■ WHAT YOU SHOULD DO:
Copy each line below containing "active".

■ DATASET RECORDS:
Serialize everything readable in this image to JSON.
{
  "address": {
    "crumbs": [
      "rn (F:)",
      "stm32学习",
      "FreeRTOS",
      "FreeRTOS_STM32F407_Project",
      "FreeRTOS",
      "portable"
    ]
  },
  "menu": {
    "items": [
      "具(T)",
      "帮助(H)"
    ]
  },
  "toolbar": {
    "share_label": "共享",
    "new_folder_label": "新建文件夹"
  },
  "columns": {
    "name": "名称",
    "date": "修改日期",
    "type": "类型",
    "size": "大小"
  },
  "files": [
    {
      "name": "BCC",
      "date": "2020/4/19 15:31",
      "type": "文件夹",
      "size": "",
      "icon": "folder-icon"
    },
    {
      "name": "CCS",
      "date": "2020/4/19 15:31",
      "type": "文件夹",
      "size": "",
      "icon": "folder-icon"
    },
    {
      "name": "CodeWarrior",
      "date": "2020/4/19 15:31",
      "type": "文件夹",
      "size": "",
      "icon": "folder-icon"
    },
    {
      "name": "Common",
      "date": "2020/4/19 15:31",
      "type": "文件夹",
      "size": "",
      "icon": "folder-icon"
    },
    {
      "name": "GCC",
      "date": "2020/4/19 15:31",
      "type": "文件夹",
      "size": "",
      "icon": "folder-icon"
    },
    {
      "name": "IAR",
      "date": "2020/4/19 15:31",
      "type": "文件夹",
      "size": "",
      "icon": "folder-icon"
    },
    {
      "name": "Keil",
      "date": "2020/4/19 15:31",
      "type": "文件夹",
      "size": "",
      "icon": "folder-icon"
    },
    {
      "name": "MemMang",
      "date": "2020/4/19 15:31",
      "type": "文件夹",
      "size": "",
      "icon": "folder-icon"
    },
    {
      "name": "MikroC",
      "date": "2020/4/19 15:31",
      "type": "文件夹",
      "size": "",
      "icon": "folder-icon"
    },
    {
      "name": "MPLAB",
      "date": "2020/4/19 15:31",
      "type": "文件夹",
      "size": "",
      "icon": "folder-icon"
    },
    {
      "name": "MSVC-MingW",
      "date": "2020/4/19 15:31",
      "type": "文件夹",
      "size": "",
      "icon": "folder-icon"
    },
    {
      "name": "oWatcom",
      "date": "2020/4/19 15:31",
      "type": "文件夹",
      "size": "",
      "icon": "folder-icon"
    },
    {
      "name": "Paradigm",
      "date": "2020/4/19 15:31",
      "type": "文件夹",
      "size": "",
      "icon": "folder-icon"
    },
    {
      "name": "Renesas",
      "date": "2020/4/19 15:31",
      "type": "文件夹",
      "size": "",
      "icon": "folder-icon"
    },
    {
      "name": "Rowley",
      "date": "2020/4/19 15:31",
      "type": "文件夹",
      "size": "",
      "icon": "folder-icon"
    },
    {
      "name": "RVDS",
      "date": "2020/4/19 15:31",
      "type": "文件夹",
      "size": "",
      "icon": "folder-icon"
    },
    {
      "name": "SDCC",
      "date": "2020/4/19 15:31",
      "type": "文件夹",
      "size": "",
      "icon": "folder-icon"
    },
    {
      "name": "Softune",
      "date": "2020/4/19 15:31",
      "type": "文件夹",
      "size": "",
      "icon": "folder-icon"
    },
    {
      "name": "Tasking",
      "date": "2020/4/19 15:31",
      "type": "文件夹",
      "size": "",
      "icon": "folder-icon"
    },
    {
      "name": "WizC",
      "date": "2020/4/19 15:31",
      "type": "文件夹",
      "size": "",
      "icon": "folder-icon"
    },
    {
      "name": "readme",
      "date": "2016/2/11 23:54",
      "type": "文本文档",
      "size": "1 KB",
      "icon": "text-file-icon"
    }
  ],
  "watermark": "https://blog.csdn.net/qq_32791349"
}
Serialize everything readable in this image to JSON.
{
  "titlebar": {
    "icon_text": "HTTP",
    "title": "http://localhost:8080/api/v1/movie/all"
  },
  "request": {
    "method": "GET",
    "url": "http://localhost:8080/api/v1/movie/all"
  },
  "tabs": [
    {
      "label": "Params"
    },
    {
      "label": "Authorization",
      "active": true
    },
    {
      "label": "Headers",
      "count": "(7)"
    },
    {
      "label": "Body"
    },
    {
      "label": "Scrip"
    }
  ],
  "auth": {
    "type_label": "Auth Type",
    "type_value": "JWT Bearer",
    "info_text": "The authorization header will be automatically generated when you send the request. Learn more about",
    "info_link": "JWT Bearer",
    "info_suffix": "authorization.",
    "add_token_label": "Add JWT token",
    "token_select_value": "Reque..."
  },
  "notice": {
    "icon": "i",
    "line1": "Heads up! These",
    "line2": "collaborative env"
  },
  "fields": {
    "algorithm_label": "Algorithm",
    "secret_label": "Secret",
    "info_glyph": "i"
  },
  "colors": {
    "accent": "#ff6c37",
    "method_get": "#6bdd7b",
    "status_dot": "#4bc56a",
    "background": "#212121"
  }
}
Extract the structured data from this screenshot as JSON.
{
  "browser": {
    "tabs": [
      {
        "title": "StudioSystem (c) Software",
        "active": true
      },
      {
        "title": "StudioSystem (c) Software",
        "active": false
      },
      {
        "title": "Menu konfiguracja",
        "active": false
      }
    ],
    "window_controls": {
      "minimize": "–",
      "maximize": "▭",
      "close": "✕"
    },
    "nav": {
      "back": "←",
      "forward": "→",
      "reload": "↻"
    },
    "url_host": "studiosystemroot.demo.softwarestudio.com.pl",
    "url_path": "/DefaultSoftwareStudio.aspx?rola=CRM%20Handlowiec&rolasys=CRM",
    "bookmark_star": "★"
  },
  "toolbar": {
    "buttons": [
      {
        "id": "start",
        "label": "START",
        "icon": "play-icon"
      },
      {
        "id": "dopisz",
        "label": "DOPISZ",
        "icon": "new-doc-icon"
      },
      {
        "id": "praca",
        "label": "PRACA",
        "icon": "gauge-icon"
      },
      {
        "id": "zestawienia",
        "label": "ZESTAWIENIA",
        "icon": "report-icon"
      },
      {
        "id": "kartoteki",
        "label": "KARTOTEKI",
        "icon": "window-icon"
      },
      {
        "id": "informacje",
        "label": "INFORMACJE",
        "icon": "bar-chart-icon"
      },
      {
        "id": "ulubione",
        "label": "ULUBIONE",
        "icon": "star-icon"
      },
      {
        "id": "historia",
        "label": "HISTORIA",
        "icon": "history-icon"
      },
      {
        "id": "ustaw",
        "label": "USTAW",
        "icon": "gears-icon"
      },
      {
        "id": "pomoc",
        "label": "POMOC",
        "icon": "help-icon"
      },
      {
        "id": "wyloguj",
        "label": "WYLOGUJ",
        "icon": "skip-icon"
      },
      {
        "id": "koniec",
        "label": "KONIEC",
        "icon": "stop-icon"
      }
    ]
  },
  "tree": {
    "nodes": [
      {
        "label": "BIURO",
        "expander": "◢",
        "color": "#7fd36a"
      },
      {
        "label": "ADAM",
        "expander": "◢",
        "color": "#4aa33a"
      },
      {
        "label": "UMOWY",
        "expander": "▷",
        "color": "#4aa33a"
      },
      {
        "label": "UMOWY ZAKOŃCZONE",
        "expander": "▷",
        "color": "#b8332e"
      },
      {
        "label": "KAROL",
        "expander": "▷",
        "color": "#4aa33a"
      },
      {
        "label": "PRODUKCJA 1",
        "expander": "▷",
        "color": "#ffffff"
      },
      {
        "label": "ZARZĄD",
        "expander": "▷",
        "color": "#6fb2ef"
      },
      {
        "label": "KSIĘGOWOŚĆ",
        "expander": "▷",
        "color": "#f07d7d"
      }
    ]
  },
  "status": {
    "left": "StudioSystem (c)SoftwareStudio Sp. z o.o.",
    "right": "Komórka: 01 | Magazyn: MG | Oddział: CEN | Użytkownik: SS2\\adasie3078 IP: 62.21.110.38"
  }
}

■ TASK OUTPUT:
      "active": true
        "active": true
        "active": false
        "active": false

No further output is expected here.